If a forklift’s service weight is too light to handle their cargo or improperly imbalanced, it’ll lead to overloaded capacity. This often leads to your lift tipping on its side.

It’s not that forklifts are hard to tip over – rather, all these efforts and counterweights are included because of how easy it is to do so, even accidentally.

Forklift turnovers are one of the most common risks associated with the job and have sadly led to thousands of casualties over the years. Balancing heavy machinery takes time and training, hence why forklift operators are paid handsomely for their efforts.


forklift sunlight

Sometimes the forklifts themselves are the cargo, but that doesn’t make them any less dangerous. These are usually transported on trucks and need to be securely lashed to prevent them from shaking or rattling during the ride.

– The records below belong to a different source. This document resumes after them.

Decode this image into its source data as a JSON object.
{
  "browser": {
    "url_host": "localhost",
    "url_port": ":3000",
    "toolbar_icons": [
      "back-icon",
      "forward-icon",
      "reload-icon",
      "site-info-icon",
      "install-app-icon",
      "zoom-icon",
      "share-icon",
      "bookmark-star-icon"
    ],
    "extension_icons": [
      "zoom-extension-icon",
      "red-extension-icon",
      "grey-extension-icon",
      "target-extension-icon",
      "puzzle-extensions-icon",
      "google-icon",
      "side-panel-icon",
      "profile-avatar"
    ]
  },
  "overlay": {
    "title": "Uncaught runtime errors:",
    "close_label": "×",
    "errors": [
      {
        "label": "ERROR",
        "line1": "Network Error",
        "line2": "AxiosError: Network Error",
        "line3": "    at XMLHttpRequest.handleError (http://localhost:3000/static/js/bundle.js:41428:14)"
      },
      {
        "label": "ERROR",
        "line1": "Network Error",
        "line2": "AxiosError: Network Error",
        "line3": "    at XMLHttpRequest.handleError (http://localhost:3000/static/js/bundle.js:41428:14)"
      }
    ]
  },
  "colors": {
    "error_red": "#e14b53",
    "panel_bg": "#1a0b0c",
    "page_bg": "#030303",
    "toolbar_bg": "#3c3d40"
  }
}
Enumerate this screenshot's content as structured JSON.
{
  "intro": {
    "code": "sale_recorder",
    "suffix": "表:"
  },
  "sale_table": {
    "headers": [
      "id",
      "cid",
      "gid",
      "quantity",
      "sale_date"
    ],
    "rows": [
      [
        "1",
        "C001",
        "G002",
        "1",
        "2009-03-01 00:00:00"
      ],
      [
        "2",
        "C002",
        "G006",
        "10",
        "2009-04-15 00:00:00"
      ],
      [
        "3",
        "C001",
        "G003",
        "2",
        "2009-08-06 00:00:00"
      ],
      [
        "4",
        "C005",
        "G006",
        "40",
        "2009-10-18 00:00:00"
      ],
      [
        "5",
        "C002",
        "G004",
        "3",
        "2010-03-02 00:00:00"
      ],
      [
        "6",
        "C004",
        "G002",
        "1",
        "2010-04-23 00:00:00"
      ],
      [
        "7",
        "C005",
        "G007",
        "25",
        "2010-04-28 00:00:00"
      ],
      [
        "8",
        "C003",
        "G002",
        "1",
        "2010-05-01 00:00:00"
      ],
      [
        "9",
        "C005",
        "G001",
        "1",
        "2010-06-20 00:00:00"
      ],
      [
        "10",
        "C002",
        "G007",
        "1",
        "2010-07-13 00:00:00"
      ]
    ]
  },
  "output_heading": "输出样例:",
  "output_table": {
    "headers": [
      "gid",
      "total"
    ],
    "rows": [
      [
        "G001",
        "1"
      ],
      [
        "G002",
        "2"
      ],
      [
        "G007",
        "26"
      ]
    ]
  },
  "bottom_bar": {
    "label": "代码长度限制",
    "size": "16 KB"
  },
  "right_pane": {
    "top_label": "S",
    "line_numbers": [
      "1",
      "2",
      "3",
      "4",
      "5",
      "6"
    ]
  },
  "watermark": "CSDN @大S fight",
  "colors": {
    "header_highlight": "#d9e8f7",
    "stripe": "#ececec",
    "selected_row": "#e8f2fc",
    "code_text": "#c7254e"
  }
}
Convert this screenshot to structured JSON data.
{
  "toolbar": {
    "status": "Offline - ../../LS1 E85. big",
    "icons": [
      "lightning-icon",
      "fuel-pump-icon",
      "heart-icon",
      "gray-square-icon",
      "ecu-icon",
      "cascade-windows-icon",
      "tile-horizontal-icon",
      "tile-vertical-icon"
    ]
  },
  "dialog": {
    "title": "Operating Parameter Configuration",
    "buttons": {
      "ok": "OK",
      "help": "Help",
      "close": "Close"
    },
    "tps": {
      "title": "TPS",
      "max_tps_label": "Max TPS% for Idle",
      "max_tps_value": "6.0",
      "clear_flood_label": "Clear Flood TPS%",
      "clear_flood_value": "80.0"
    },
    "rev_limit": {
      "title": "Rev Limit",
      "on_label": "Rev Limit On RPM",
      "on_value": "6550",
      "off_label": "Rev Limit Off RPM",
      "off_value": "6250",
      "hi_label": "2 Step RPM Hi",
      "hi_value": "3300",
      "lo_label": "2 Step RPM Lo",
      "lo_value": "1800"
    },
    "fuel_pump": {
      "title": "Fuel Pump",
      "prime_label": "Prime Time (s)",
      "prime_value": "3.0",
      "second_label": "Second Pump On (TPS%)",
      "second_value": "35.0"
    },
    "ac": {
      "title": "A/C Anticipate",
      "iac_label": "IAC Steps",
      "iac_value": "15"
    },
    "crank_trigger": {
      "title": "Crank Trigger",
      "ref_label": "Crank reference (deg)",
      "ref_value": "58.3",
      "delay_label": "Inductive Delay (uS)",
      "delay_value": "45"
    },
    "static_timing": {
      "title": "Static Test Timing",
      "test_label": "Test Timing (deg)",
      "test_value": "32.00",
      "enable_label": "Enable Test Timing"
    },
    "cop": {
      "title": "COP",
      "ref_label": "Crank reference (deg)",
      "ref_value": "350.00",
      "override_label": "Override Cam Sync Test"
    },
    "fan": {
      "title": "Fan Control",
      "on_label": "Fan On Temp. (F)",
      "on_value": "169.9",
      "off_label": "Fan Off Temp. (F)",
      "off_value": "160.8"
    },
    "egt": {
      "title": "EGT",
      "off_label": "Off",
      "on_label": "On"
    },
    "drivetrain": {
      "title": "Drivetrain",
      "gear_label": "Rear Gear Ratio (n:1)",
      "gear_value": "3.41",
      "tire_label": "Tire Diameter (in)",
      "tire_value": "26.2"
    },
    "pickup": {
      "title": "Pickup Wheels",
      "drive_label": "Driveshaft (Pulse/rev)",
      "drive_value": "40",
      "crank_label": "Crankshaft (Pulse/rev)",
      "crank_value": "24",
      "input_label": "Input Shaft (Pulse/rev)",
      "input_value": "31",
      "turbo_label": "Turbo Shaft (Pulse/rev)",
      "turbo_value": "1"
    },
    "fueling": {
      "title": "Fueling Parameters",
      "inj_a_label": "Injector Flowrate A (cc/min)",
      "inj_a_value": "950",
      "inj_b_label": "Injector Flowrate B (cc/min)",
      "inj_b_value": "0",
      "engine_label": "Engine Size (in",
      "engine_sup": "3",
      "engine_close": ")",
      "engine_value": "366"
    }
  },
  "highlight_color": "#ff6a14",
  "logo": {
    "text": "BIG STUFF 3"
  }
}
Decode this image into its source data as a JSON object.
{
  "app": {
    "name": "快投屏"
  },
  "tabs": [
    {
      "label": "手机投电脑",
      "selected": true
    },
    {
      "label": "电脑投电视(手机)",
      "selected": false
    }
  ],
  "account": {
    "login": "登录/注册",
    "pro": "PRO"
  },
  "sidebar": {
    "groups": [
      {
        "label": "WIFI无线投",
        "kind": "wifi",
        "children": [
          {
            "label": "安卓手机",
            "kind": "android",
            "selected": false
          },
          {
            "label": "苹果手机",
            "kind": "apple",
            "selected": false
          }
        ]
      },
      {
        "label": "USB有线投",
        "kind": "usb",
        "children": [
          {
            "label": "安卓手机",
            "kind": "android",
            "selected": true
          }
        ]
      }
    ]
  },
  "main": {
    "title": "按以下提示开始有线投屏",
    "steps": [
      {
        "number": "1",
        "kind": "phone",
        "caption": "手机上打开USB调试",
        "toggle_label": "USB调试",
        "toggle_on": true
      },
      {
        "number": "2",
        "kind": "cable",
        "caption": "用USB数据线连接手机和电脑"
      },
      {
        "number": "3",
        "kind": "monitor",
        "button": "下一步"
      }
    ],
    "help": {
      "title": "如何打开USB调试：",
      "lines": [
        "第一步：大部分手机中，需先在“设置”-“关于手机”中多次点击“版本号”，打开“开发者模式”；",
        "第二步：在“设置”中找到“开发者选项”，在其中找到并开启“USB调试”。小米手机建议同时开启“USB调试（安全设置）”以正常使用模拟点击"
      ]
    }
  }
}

This is a danger when transporting them in vehicles without cargo boxes, as a falling forklift can easily crumple nearby automobiles – most of which barely reach a third of their weight. When shipping them in containers, make sure to add the unit’s service weight to the container’s total.

Knowing the proper weight of your transported forklift allows handlers to strap in the unit properly. This way minimizes danger, work, and potential redundancy in those efforts. Be mindful of what you’re dealing with, and everything should turn out well.

Final Thoughts

Forklift operation hinges around the concept of weight. The difference between efficient usage and things going badly lies in your awareness of your forklift’s service weight, your venue’s limitations, and any risks that could develop from their interaction. Once that roadblock is cleared, everything should continue towards a smooth, safe operation.